The 6-foot-4, 240-pound Slovak said Alzner's puck-moving ability and sound instincts in the defensive end have allowed him to focus on his own responsibilities, such as proper positioning.
"We have chemistry," Jurcina said. "Karl is a great player, one of the best young defensemen in the NHL right now. He skates well and moves the puck well. So you can count on him when he goes to the corners. You don't have to watch him, you can trust him. He's steady."
Boudreau agreed with Jurcina's assessment.
"Playing with Karl, who is a steadying influence even though he's only 20 years old, isn't hurting him at all," he said. "Juice and Alzner seem to fit. We've kept them together and they're getting better every game. Milan is the kind of guy who really thrives on confidence, and right now his game is really at its" best.
Jurcina has been just as impressive in the offensive end. He helped set up the game-winner against the Islanders on Dec. 4, then scored the decisive goals two nights later in Toronto. Jurcina tallied his third goal (equaling his total in 105 games with the Capitals entering this season) during Tuesday's 5-4 overtime win on Long Island.
Boudreau said he's pleased with Jurcina's progress, but he also wants to see more from a 25-year-old whom the organization feels has yet to reach his prime. Jurcina has one of the hardest shots on the team (he has broken three panes of plexiglass this week in practice) yet he has taken only 27 shots, the 14th most on the team. He also does not dish out enough board-rattling body checks, despite his prodigious size.
"He can be more physical," Boudreau said. "It's hard to get him to do it on a consistent basis. But he's doing it more often now, though."
In the coming days and weeks, Boudreau will face some tough decisions when Erskine and Jeff Schultz return from their injuries.
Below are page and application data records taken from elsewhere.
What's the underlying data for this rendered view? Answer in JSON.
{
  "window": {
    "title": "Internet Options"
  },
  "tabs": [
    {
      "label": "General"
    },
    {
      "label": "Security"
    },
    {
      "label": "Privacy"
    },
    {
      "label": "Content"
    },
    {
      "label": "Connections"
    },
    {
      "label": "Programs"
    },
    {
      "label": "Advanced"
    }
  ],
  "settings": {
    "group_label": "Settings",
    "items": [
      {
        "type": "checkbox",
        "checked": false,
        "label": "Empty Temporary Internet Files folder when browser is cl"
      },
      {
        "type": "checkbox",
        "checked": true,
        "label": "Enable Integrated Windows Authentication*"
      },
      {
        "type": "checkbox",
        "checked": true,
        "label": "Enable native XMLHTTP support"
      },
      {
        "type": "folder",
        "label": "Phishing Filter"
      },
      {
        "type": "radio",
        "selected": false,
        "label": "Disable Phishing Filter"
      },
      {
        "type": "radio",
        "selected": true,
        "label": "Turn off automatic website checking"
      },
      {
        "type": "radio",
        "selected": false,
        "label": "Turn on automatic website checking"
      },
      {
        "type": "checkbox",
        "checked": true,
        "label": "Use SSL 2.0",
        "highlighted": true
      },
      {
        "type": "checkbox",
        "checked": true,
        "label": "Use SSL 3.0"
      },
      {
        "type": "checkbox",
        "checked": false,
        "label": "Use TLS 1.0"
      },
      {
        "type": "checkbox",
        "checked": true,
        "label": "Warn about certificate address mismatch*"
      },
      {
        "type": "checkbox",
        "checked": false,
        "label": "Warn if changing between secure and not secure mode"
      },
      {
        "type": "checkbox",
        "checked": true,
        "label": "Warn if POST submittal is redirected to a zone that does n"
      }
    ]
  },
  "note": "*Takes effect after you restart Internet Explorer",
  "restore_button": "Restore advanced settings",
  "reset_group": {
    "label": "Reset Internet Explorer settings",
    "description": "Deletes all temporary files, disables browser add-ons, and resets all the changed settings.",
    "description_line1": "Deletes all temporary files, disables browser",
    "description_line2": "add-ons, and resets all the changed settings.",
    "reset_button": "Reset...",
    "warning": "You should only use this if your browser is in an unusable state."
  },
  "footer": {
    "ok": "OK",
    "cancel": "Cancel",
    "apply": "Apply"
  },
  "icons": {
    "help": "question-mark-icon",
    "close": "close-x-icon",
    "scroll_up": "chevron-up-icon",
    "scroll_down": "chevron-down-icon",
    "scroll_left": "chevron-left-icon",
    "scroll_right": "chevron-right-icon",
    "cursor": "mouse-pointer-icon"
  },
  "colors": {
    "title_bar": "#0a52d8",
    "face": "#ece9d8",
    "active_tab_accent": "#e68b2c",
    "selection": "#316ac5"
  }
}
But this much is known: Jurcina's turnaround won't make Boudreau's decision any easier.
"If he continues to play the way he's been playing," Boudreau said, "he'll continue to play a lot."